■ Information provided:
■ ■ ■
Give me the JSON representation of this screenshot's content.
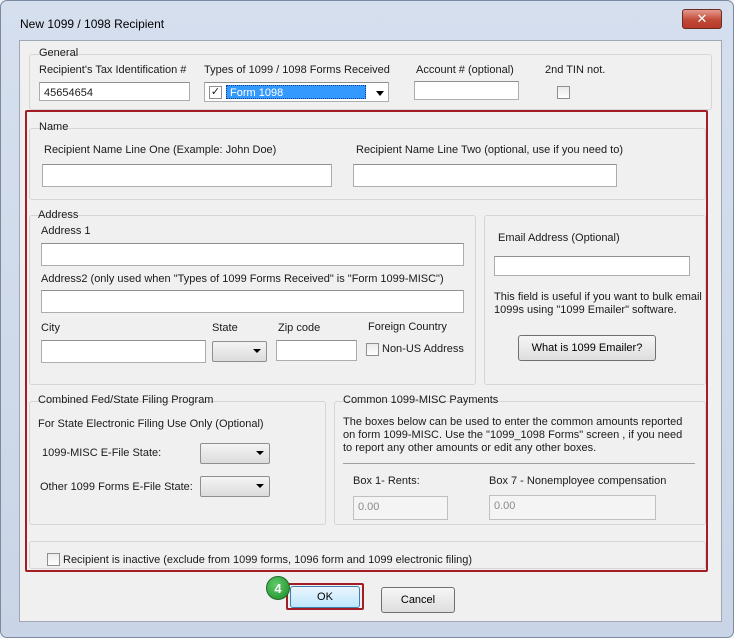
{
  "window": {
    "title": "New 1099 / 1098 Recipient",
    "close_icon": "✕"
  },
  "general": {
    "legend": "General",
    "tin_label": "Recipient's Tax Identification #",
    "tin_value": "45654654",
    "types_label": "Types of 1099 / 1098 Forms Received",
    "types_selected": "Form 1098",
    "types_checked": "✓",
    "account_label": "Account # (optional)",
    "account_value": "",
    "second_tin_label": "2nd TIN not."
  },
  "name": {
    "legend": "Name",
    "line_one_label": "Recipient Name Line One (Example: John Doe)",
    "line_one_value": "",
    "line_two_label": "Recipient Name Line Two (optional, use if you need to)",
    "line_two_value": ""
  },
  "address": {
    "legend": "Address",
    "address1_label": "Address 1",
    "address1_value": "",
    "address2_label": "Address2 (only used when \"Types of 1099 Forms Received\" is \"Form 1099-MISC\")",
    "address2_value": "",
    "city_label": "City",
    "state_label": "State",
    "zip_label": "Zip code",
    "foreign_label": "Foreign Country",
    "non_us_label": "Non-US Address"
  },
  "email": {
    "label": "Email Address (Optional)",
    "value": "",
    "help_line1": "This field is useful if you want to bulk email",
    "help_line2": "1099s using \"1099 Emailer\" software.",
    "button": "What is 1099 Emailer?"
  },
  "filing": {
    "legend": "Combined Fed/State Filing Program",
    "subtitle": "For State Electronic Filing Use Only (Optional)",
    "misc_label": "1099-MISC E-File State:",
    "other_label": "Other 1099 Forms E-File State:"
  },
  "payments": {
    "legend": "Common 1099-MISC Payments",
    "desc_line1": "The boxes below can be used to enter the common amounts reported",
    "desc_line2": "on form 1099-MISC. Use the \"1099_1098 Forms\" screen , if you need",
    "desc_line3": "to report any other amounts or edit any other boxes.",
    "box1_label": "Box 1- Rents:",
    "box1_value": "0.00",
    "box7_label": "Box 7 - Nonemployee compensation",
    "box7_value": "0.00"
  },
  "inactive_label": "Recipient is inactive (exclude from 1099 forms, 1096 form and 1099 electronic filing)",
  "step_badge": "4",
  "buttons": {
    "ok": "OK",
    "cancel": "Cancel"
  },
  "colors": {
    "highlight_red": "#a31d24",
    "badge_green": "#2f9e3a",
    "selection_blue": "#3399ff"
  }
}
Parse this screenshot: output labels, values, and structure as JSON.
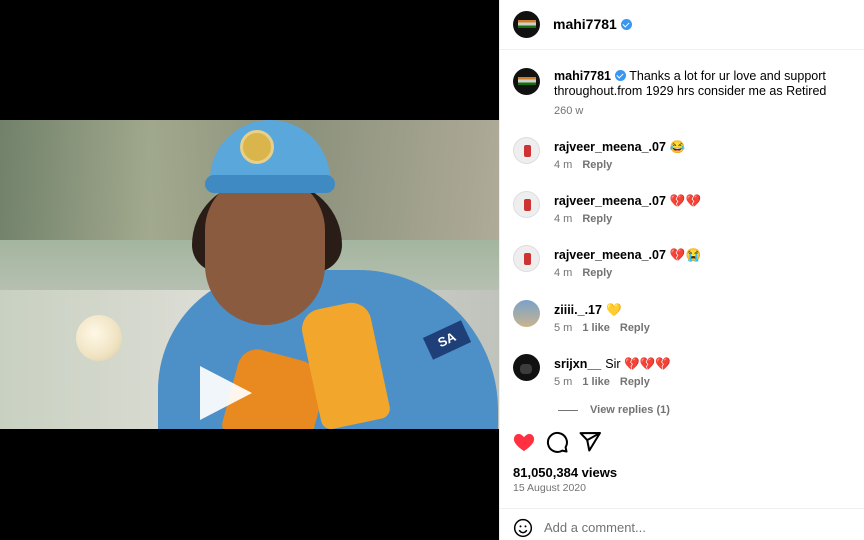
{
  "post": {
    "author": "mahi7781",
    "caption": "Thanks a lot for ur love and support throughout.from 1929 hrs consider me as Retired",
    "caption_age": "260 w",
    "views": "81,050,384 views",
    "date": "15 August 2020"
  },
  "comments": [
    {
      "username": "rajveer_meena_.07",
      "text": "😂",
      "age": "4 m",
      "likes": "",
      "reply": "Reply"
    },
    {
      "username": "rajveer_meena_.07",
      "text": "💔💔",
      "age": "4 m",
      "likes": "",
      "reply": "Reply"
    },
    {
      "username": "rajveer_meena_.07",
      "text": "💔😭",
      "age": "4 m",
      "likes": "",
      "reply": "Reply"
    },
    {
      "username": "ziiii._.17",
      "text": "💛",
      "age": "5 m",
      "likes": "1 like",
      "reply": "Reply"
    },
    {
      "username": "srijxn__",
      "text": "Sir 💔💔💔",
      "age": "5 m",
      "likes": "1 like",
      "reply": "Reply"
    }
  ],
  "view_replies": "View replies (1)",
  "add_comment": {
    "placeholder": "Add a comment..."
  },
  "media_text": {
    "jersey": "SA"
  },
  "colors": {
    "like": "#ff3040",
    "verified": "#3897f0",
    "secondary": "#737373"
  },
  "icons": [
    "play-icon",
    "mute-icon",
    "heart-icon",
    "comment-icon",
    "share-icon",
    "emoji-icon",
    "verified-icon"
  ]
}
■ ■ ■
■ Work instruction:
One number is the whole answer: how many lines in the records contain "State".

■ Written answer:
5